### [Task]
All entries below are to be returned in full, exactly as they stand.

### [Excerpted records]

• • • • • • •

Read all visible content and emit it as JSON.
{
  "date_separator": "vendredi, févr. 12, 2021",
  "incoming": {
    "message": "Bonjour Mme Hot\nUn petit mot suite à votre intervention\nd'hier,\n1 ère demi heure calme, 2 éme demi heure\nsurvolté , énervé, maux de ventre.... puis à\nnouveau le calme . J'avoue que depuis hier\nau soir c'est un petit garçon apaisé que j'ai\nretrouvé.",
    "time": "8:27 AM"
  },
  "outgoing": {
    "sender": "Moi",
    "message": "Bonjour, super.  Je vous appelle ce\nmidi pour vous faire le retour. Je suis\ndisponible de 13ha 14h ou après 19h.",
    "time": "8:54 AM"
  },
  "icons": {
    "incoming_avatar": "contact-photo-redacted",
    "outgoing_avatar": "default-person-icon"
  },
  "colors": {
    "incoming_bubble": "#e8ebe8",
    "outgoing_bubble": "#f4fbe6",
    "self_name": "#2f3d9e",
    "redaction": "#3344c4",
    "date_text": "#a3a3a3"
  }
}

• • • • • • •

### [Problem solution]
Read all visible content and emit it as JSON.
{
  "date_separator": "vendredi, févr. 12, 2021",
  "incoming": {
    "message": "Bonjour Mme Hot\nUn petit mot suite à votre intervention\nd'hier,\n1 ère demi heure calme, 2 éme demi heure\nsurvolté , énervé, maux de ventre.... puis à\nnouveau le calme . J'avoue que depuis hier\nau soir c'est un petit garçon apaisé que j'ai\nretrouvé.",
    "time": "8:27 AM"
  },
  "outgoing": {
    "sender": "Moi",
    "message": "Bonjour, super.  Je vous appelle ce\nmidi pour vous faire le retour. Je suis\ndisponible de 13ha 14h ou après 19h.",
    "time": "8:54 AM"
  },
  "icons": {
    "incoming_avatar": "contact-photo-redacted",
    "outgoing_avatar": "default-person-icon"
  },
  "colors": {
    "incoming_bubble": "#e8ebe8",
    "outgoing_bubble": "#f4fbe6",
    "self_name": "#2f3d9e",
    "redaction": "#3344c4",
    "date_text": "#a3a3a3"
  }
}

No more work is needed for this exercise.